Tuesday, August 10, 2010

How Do You Do It?

I don't know if you regularly look at the comments on these posts or return to see what other folks have said after you've left your mark; I get the wonderful task of moderating all that lands on the Elephant's Bookshelf, so I see them all. But if you didn't come back, you may have missed a great question from a reader who I presume is a relatively new writer.

Dr3am3r said, "I've just begun working on a manuscript, and the enormity of the task freaks me out like nothing I have ever before experienced. How do you all do it? What keeps you focused and how do you not become overwhelmed?"

As someone who has penned stories and poems and songs and anything else my little heart imagined since I was a small child, I can't really speak to the whole freaking out part of things. I've always written and started without any expectation of making money at it. As I grew up, I was more concerned with telling stories that I thought were interesting, and if I could get other people interested in them too, all the better. But I've worked with writers most of my professional life, and I've seen some of them freak out. I accept that the blank sheet of paper can be daunting.

The question reminds me of the story behind the name of Anne Lamott's Bird by Bird. I don't have the book in front of me at the moment, but it went something like this: As a young girl, she was putting together a report about birds and hadn't done all her research. The night before the report was due, she was in tears and her father asked why. She confessed what had happened and he agreed to help her. "How are we going to get it done? There's so many of them!" And he said, "We'll go through them one at a time, bird by bird."

Again, I may have gotten some of the facts wrong, but the gist of it is that her dad helped and explained that to reach your goal, you take it step by step. Perhaps I even said something like that when I offered a review of Bird by Bird back when the Bookshelf was still a young elephant.

But I'll ask you all, fellow readers and writers, how do you do it? What compels you to tell a story? What makes you go back to the story you've started to make it better? How do you overcome the seemingly enormous task of writing a novel? What have you been smoking to make you think you can do this and do it well?

8 comments:

Brian James said...

As far as what keeps me going back to work on a story over and over again (besides the obvious contractual obligations) is that I'm not happy until the story on the paper matches the tone and feeling that I had in my head when I set out on the project.

The thing about novel writing that I've learned along the way, is that with each one you write, you learn more about how to identify the many pitfalls, traps and dead ends. It never gets easy, but it does get easier to navigate. It's like anything in that once you develop a process that works for you, it no longer feels quite as daunting.
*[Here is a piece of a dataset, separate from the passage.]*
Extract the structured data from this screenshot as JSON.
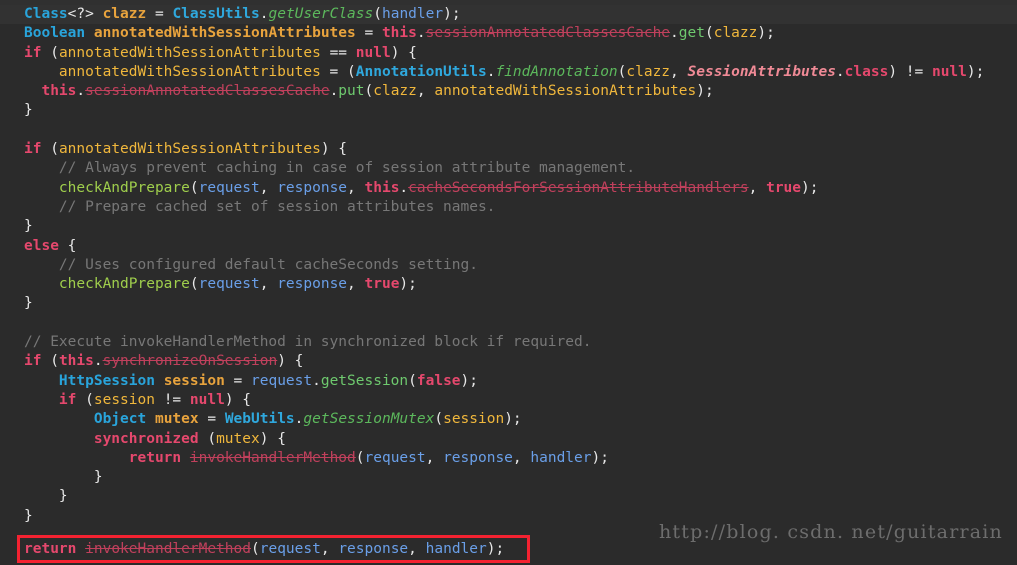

Matt Sinclair said...

I think that's true, Brian, and thanks for sharing your experience. I've only "completed" one novel (which has not yet sought an agent and is obviously unpublished), but the experience taught me a lot that I've applied to the writing of my second.

Your comment reminds me of a profile I wrote a couple years ago for my college alumni magazine. I'd interviewed a painter who said he's never produced anything he felt was perfect. "I think if I did, I wouldn't paint any more," he said.

I liked that comment because it kinda takes the artist off the hook. The goal isn't perfection, it's something that works effectively.

caroline_hagood said...

I do it bird by bird. I love how you described that. Actually, the only way I keep going is that I'm so neurotic that if I didn't write it down, I'd be so bothered by those thoughts. Seriously. Oh and I love it. Oh and then I give up for a short time and come back. It's really more like a dysfunctional relationship than anything:)

Matt Sinclair said...

Thanks, Caroline. I've experienced similar sorts of relationships. (Why am I always the boomerang?) Especially with stories and their fictional characters.

I actually wrote a song along those lines called "A Song I've Forgotten How to Play." To this day, it remains unperformed in front of an audience, but it tends to be the one I futz around with when I pick up my guitar. It just feels right.

caroline_hagood said...

Ha, I'd love to hear that one.

Matt Sinclair said...

So would I. It's been far too long since I performed live. If I do, I'll make sure to let those in the NYC area know about it.

dr3am3r said...

Thank you, Matt Sinclair, for taking the time to blog about my question. It's one that has been burning in my mind since this manuscript that I referred to has been one that I inherited. It did not come to me in whispers but in a surprise attack.

I have not yet read Bird by Bird, but I have enjoyed some other writings by Anne Lamott.

Something else that I've clung to is Matthew 6:34, "Therefore, do not worry about tomorrow, for tomorrow will worry about itself. Each day has enough trouble of its own." And so, I try to keep a focus in life.

Thank you.

Matt Sinclair said...

Thanks. I'm glad you were pleased, and I hope you continue to write and develop your work.